Marbury v Madison (1803)Facts: The case opened up on March 2nd, 1801. A federalist by the name of William Marbury was designated as a Justice of the Peace in the District of Columbia along with several others. They were appointed by John Adams near the end of his presidency. When Thomas Jefferson took office, both the president and his secretary James Madison refused to deliver to the men. Marbury then took his case to the Supreme Court under the Judiciary Act of 1789 where the Supreme Court was allowed to issue writs of mandamus to federal officers when they demanded their appointment. This case was brought to the Supreme Court under Original Jurisdiction. Questions of Law: 1. Does the applicant have a right to the commission he demands? 2.When a vested right is denied, or when a right has been violated, did the laws of the country afford him a remedy? 3.Is the remedy a mandamus issue from the court?The majority opinion was unanimous. Because the commission was issued, signed by the president, and then sealed by the secretary of state, this document was valid and Marbury did have a right to the commission he demanded. Marbury had a right to all of this therefore he should he afforded a remedy from the laws of the country because he was denied a vested right. The mandamus was not an issue from the court because it was an unconstitutional grant of power which was found in the Judiciary Act of 1789.Minority Opinion: noneMurphy Newman

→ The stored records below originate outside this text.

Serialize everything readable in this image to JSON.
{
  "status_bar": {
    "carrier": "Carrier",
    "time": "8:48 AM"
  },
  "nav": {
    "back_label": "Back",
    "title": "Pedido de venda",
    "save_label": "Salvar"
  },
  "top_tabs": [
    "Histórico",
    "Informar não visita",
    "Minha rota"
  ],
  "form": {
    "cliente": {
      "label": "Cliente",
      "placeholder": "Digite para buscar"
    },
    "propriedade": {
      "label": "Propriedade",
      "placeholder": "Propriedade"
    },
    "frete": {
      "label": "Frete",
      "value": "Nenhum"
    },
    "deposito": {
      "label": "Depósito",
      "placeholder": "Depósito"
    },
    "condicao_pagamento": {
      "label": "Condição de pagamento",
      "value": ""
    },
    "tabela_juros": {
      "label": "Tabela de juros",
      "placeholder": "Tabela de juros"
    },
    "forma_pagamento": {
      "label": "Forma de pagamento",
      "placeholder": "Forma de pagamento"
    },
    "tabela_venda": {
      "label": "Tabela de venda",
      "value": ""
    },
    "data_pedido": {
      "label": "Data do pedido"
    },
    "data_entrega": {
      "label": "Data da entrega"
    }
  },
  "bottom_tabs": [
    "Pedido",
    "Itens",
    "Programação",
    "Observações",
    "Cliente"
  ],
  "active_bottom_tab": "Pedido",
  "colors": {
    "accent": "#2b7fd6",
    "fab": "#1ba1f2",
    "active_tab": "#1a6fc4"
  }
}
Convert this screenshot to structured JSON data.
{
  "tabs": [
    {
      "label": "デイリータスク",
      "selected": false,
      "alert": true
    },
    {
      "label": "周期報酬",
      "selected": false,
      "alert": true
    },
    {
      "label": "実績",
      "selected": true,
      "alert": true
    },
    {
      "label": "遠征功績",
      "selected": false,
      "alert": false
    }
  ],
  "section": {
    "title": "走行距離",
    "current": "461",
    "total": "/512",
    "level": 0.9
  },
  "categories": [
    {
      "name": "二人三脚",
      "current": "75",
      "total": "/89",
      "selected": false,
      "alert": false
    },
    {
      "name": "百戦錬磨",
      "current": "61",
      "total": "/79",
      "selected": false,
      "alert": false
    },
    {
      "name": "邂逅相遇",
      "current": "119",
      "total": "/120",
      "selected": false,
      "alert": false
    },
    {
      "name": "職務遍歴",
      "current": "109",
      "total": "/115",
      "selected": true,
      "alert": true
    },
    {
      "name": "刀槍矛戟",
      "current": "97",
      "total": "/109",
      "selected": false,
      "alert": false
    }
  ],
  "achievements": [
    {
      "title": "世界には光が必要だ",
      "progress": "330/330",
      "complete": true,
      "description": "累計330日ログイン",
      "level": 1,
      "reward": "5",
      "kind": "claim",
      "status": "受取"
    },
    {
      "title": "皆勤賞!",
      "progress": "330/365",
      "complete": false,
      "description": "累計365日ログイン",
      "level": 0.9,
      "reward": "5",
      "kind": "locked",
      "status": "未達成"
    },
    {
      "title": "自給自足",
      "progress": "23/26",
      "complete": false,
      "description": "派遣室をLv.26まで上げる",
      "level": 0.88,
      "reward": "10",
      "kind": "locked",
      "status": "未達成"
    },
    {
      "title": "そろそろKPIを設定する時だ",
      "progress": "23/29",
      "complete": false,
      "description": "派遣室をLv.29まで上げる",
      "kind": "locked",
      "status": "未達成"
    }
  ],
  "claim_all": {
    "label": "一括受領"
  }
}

*SEE THIS ONEPlessy V Ferguson (1896)Facts: In Louisiana there was a law that blacks and whites could not use the same railway cars. In 1892, Homer Plessy, who was seven-eighths white took a seat in a “whites only” train car in Louisiana. He was asked to move but refused and was arrested. This case was brought to court under appellate jurisdiction. Question of Law:Can states constitutionally require people of different races to use separate facilities (separate but equal)? Majority Opinion: 7 votes for Ferguson. Justice Henry Billinds Brown upheld racial segregation in the states. The justices agreed on the separate-but-equal doctrine because they believed it didn’t go against the fourteenth amendment. They said this because they believed the fourteenth amendment created equality for all races in the court of law, but wasn’t intended to desegregate socially.Minority Opinion:1 vote against. Justice John Marshall Harlen was the lone dissenter. He wrote, “Our Constitution is color-blind”, and he also stated that our country is not divided up into blacks and whites or males and females, but we are all equal-Katie Moffett